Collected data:

◇ ◇ ◇ ◇ ◇ ◇ ◇

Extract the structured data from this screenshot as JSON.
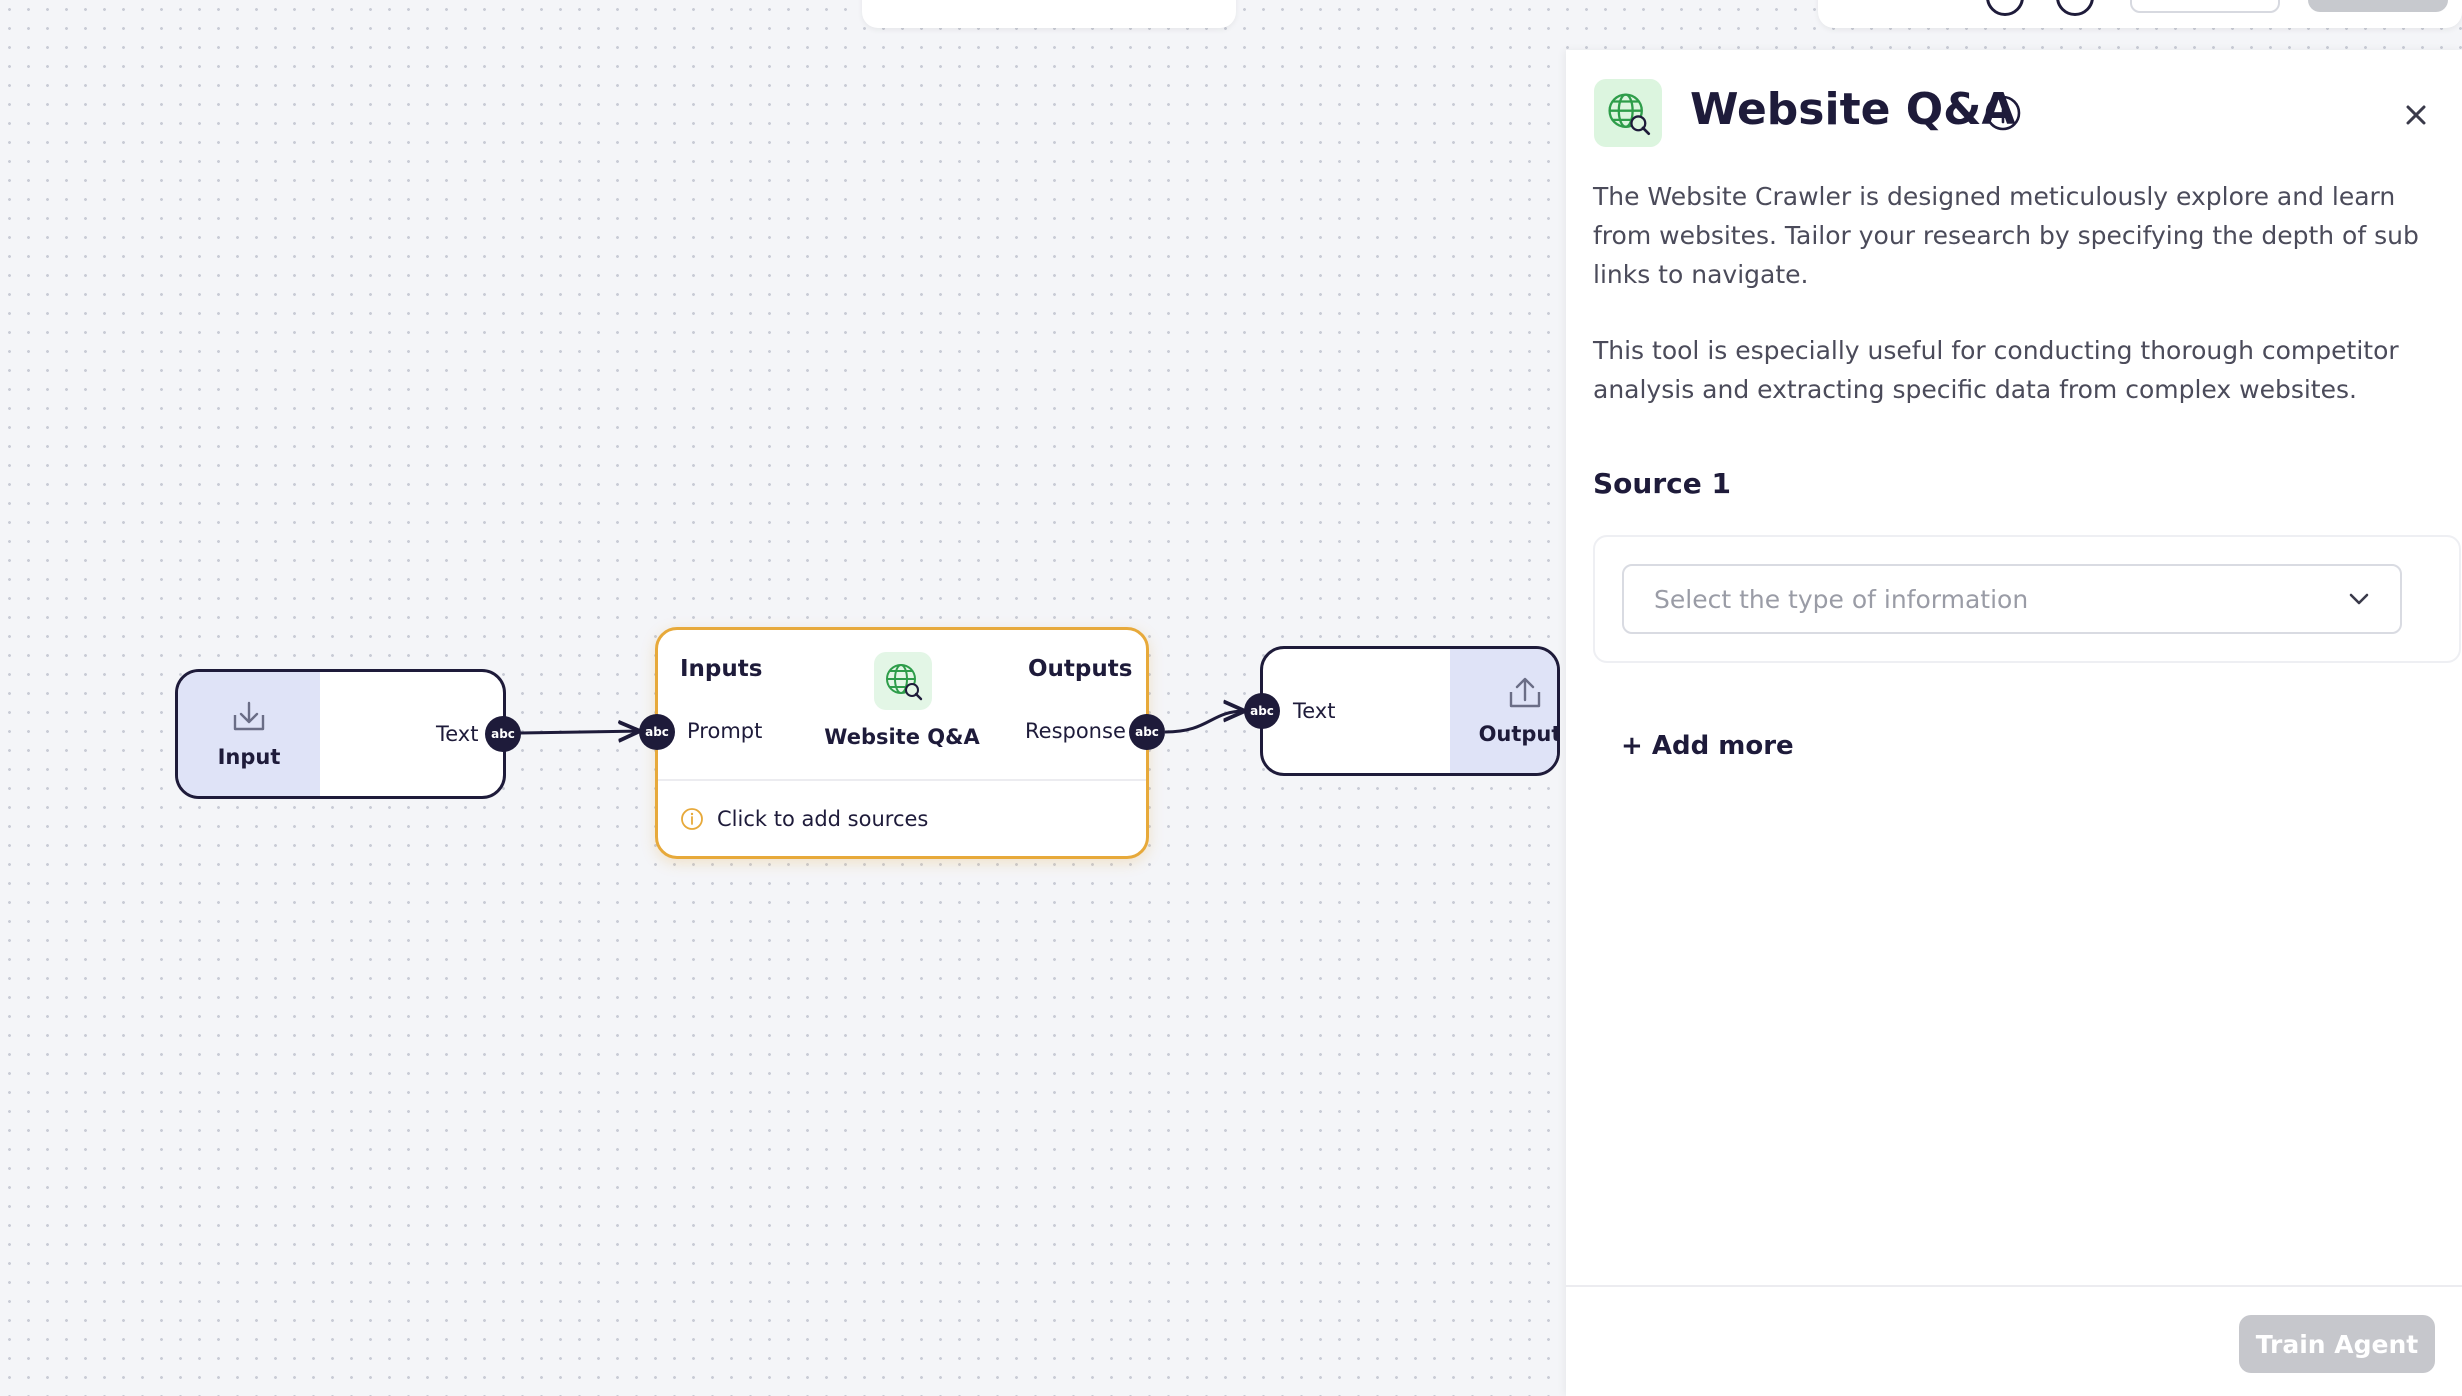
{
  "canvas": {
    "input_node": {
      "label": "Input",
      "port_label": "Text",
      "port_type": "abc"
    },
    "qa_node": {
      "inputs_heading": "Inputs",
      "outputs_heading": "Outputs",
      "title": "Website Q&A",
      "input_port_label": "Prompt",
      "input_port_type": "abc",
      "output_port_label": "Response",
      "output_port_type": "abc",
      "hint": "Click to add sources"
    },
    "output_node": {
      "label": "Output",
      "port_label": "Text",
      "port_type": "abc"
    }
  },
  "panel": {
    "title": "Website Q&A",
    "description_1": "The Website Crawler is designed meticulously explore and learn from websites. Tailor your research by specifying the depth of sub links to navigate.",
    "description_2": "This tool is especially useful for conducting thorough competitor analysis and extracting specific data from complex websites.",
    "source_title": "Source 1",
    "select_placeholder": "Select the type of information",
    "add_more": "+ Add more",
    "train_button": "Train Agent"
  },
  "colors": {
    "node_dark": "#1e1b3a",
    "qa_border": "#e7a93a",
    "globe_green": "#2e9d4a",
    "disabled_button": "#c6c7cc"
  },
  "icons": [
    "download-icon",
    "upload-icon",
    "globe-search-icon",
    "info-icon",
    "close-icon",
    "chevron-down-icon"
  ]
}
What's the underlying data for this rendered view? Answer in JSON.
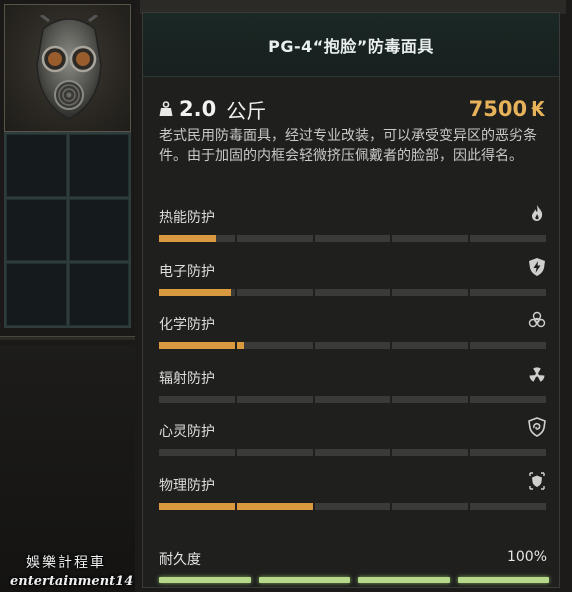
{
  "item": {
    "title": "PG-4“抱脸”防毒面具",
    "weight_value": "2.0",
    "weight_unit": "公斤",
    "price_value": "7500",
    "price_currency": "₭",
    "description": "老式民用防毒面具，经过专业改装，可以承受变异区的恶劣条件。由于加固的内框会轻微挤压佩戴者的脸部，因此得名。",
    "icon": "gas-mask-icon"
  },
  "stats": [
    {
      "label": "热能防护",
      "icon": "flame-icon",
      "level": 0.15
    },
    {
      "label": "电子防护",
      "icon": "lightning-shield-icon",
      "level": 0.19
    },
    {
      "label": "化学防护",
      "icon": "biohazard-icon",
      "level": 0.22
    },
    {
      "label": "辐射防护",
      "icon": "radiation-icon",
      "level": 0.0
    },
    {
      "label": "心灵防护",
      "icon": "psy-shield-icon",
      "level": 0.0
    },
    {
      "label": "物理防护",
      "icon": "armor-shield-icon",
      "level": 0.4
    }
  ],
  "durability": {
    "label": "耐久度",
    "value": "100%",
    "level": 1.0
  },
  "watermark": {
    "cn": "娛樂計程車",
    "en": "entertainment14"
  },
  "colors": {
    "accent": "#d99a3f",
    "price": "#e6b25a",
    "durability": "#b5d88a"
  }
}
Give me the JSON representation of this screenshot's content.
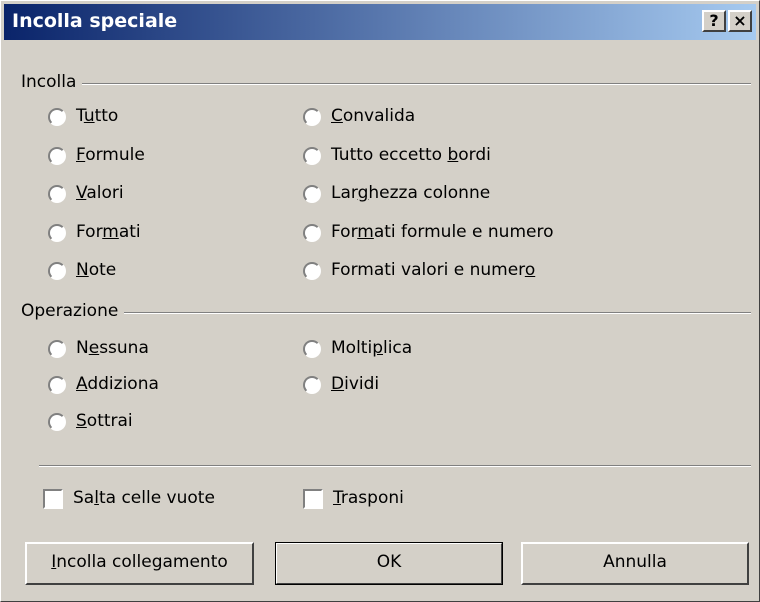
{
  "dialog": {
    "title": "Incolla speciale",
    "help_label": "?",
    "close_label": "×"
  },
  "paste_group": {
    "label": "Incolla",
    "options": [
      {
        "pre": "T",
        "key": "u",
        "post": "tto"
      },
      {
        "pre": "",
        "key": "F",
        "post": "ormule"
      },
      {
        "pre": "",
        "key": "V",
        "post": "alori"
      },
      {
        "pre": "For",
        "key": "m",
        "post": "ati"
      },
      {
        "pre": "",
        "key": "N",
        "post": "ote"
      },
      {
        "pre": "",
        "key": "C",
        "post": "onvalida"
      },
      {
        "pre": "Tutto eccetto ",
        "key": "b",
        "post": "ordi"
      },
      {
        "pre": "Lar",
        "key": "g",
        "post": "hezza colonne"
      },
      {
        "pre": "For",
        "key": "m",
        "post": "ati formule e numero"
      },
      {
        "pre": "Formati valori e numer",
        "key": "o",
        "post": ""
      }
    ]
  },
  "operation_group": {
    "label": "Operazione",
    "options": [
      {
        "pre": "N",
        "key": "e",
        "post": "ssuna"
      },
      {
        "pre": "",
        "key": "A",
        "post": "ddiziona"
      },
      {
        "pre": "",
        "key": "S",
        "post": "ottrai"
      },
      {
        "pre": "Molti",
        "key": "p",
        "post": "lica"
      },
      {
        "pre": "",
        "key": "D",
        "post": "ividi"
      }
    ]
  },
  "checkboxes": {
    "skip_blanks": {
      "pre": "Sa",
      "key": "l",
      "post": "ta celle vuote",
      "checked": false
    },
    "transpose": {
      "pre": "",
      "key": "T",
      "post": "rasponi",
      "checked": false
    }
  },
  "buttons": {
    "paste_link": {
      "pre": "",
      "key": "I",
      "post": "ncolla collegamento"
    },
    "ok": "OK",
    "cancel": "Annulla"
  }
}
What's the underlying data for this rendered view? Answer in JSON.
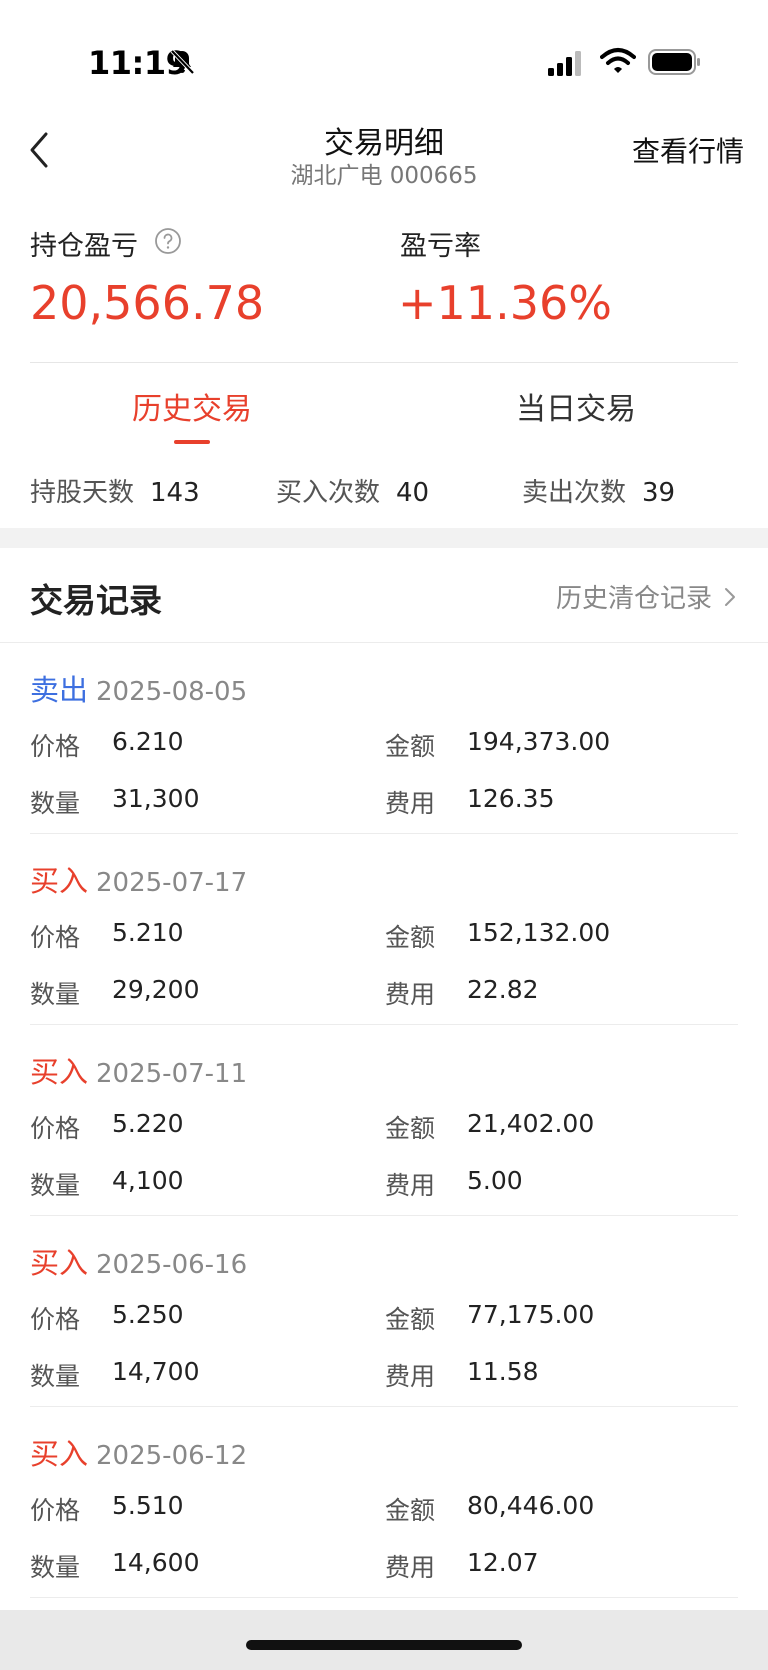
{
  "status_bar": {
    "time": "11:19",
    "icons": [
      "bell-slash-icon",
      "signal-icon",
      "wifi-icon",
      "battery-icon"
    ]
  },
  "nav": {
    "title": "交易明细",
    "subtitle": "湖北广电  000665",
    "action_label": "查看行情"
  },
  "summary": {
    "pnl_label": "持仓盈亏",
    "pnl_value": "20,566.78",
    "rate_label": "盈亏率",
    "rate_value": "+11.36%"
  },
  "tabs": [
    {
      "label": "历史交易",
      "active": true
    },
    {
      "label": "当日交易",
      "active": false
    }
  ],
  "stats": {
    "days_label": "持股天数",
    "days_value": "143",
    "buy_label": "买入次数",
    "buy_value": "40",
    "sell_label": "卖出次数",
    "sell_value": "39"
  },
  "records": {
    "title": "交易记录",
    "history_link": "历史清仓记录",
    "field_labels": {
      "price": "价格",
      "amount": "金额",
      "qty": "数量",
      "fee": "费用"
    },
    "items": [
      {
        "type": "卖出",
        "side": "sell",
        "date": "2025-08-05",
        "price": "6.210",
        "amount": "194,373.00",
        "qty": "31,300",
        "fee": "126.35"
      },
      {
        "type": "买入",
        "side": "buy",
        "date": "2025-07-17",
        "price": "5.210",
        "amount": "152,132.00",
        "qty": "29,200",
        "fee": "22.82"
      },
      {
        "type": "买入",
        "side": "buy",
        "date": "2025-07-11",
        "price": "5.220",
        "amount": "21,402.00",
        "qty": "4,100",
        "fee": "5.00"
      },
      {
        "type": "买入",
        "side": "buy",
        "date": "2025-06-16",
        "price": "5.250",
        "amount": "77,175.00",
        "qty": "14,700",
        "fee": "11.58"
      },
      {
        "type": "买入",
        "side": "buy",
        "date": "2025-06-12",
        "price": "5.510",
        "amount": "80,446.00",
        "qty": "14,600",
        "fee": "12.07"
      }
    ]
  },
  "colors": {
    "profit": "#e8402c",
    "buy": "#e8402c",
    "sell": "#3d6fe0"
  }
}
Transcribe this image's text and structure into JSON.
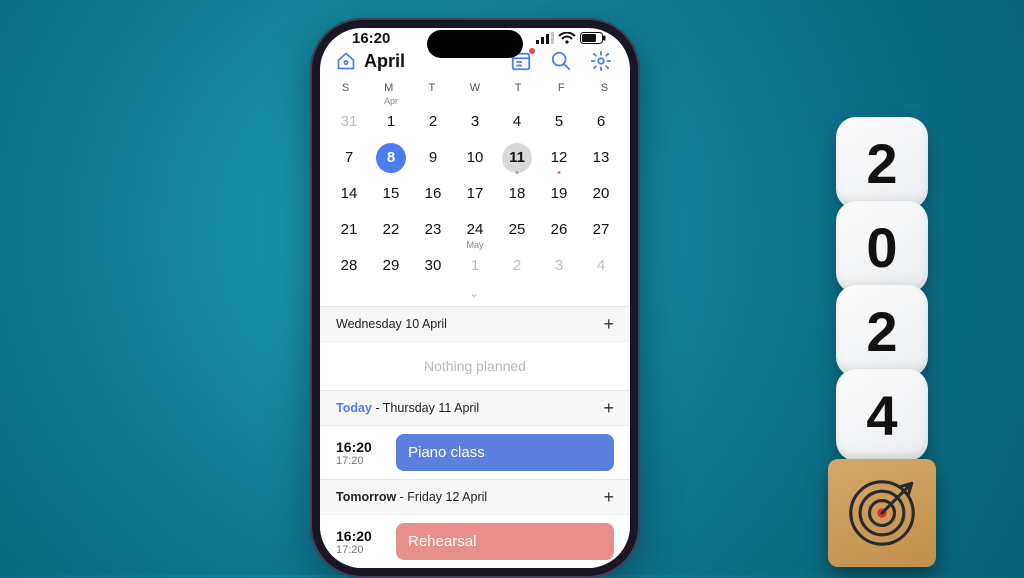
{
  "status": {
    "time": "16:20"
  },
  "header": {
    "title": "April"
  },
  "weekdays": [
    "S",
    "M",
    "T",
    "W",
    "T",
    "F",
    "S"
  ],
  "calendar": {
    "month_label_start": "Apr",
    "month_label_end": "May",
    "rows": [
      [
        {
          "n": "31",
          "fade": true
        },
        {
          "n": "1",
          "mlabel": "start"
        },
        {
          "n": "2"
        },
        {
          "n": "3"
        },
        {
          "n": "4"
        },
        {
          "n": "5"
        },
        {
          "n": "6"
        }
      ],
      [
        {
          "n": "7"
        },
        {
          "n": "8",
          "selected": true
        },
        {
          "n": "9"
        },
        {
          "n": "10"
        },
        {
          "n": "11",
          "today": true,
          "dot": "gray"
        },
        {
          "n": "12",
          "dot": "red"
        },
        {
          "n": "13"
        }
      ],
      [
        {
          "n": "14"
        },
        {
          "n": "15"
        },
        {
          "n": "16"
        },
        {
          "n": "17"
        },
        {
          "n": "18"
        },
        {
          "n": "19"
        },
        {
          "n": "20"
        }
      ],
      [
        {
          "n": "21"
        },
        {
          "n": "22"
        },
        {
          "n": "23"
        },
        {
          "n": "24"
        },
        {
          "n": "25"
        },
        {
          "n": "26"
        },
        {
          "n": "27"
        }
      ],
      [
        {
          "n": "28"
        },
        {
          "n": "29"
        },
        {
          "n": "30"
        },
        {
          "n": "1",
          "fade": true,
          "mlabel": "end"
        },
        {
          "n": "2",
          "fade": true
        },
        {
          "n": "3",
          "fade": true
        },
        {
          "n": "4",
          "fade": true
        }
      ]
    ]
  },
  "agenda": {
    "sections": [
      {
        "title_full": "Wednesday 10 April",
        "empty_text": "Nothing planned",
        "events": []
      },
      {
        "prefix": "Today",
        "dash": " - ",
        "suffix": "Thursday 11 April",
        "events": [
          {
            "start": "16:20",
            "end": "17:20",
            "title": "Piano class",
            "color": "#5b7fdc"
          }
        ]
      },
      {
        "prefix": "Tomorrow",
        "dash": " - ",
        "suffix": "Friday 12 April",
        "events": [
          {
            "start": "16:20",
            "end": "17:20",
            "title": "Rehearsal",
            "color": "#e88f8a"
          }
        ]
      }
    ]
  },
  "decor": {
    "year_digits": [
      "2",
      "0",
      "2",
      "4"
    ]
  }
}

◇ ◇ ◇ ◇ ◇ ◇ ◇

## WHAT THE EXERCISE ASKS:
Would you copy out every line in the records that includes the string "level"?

## RESULT BELOW:
      "level": 0.15
      "level": 0.19
      "level": 0.22
      "level": 0.0
      "level": 0.0
      "level": 0.4
    "level": 1.0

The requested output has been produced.